Political cartoons are like illustrated editorial that serve visual commentaries on political events. They offer subtle criticism which are cleverly quoted with humour and satire to the extent that the criticized does not get embitered.
The pictorial satire of William Hogarth is regarded as a precursor to the development of political cartoons in 18th century England.
George Townshend produced some of the first overtly political cartoons and caricatures in the 1750s.
The medium began to develop in the latter part of the 18th century under the direction of its great exponents, James Gillray and Thomas Rowlandson, both from London. Gillray explored the use of the medium for lampooning and caricature, and has been referred to as the father of the political cartoon.
By calling the king, prime ministers and generals to account for their behaviour, many of Gillray's satires were directed against George III, depicting him as a pretentious buffoon, while the bulk of his work was dedicated to ridiculing the ambitions of revolutionary France and Napoleon.

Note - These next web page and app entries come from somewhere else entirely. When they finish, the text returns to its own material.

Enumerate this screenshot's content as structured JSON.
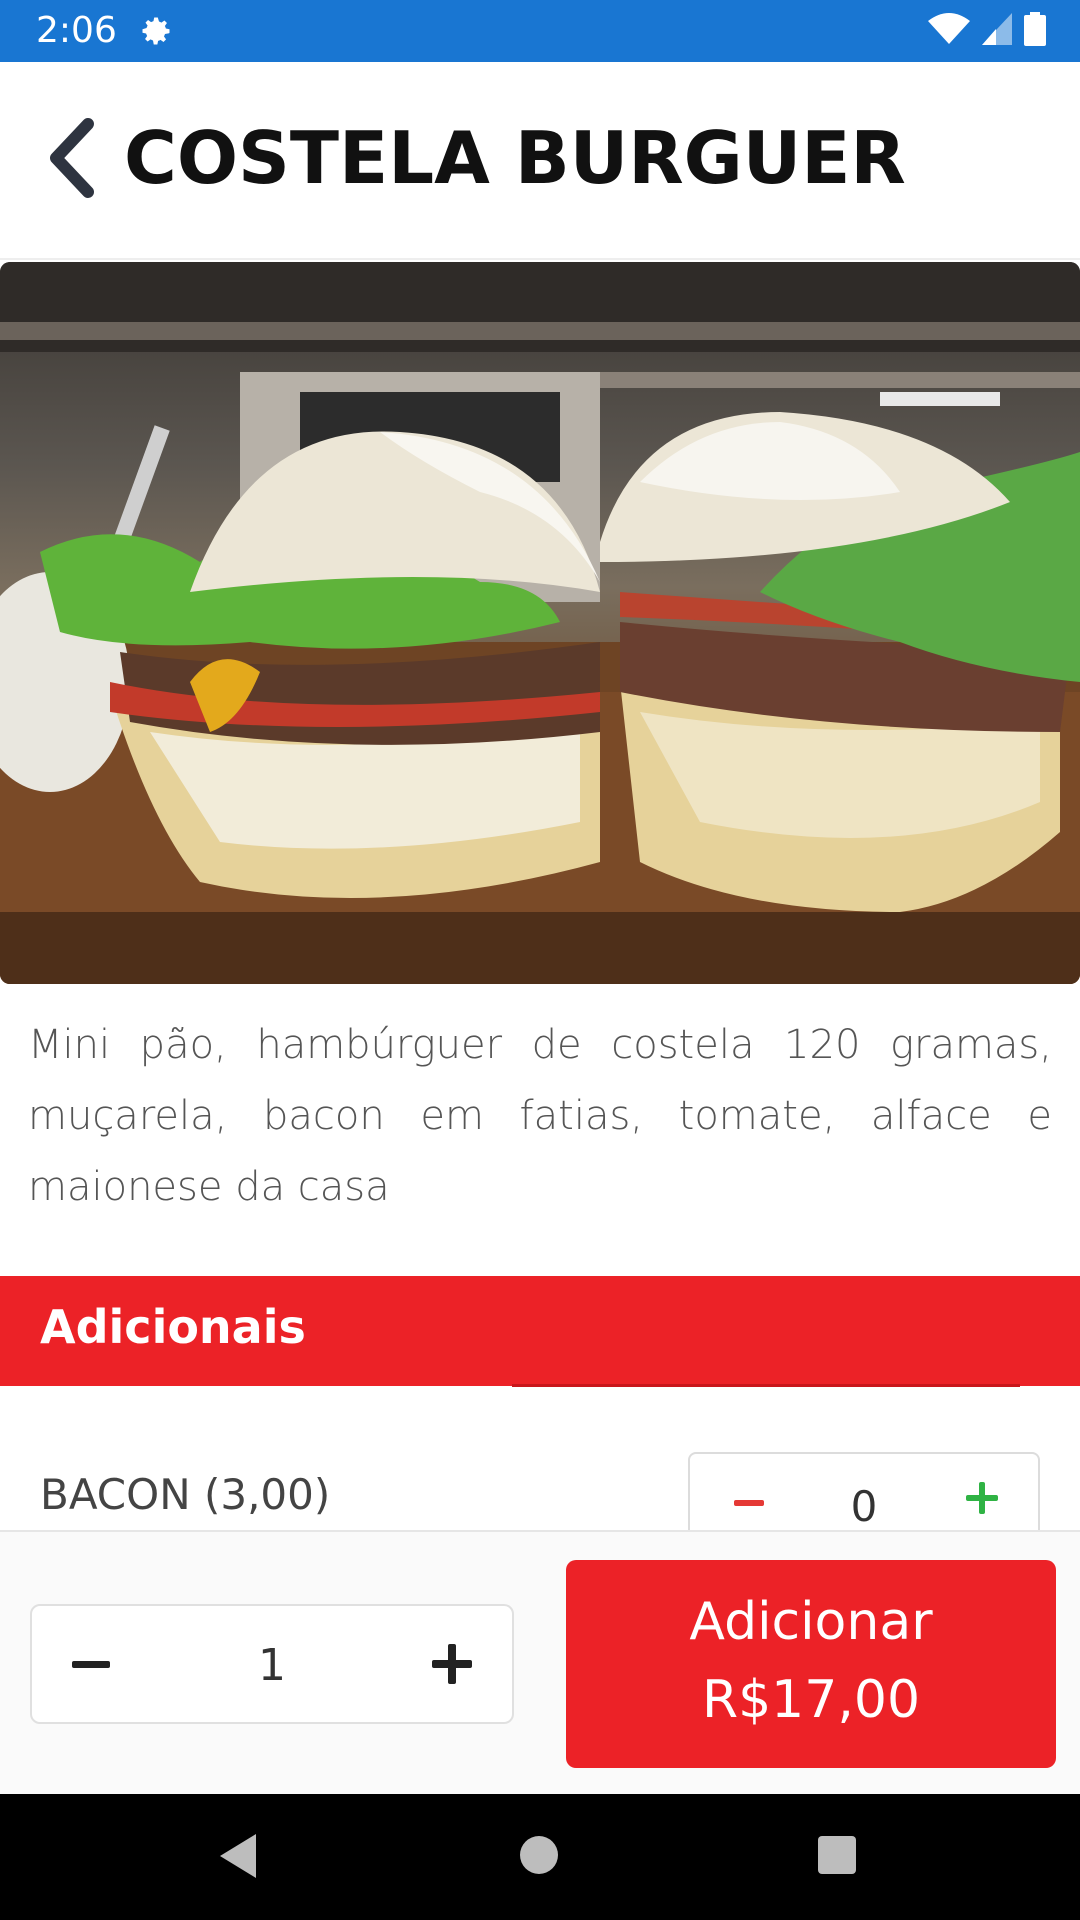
{
  "status_bar": {
    "time": "2:06",
    "icons": [
      "settings-gear-icon",
      "wifi-icon",
      "signal-icon",
      "battery-icon"
    ]
  },
  "header": {
    "title": "COSTELA BURGUER",
    "back_icon": "chevron-left-icon"
  },
  "product": {
    "image": "burger-photo",
    "description": "Mini pão, hambúrguer de costela 120 gramas, muçarela, bacon em fatias, tomate, alface e maionese da casa"
  },
  "additions": {
    "title": "Adicionais",
    "items": [
      {
        "label": "BACON (3,00)",
        "quantity": "0"
      }
    ]
  },
  "order": {
    "quantity": "1",
    "add_label": "Adicionar",
    "price": "R$17,00"
  },
  "colors": {
    "status_bar": "#1976d2",
    "accent_red": "#ec2227",
    "plus_green": "#2fb344",
    "minus_red": "#e53935"
  },
  "nav": {
    "icons": [
      "nav-back-icon",
      "nav-home-icon",
      "nav-recents-icon"
    ]
  }
}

George Cruikshank became the leading cartoonist in the period following Gillray, from 1815 until the 1840s. His career was renowned for his social caricatures of English life for popular publications.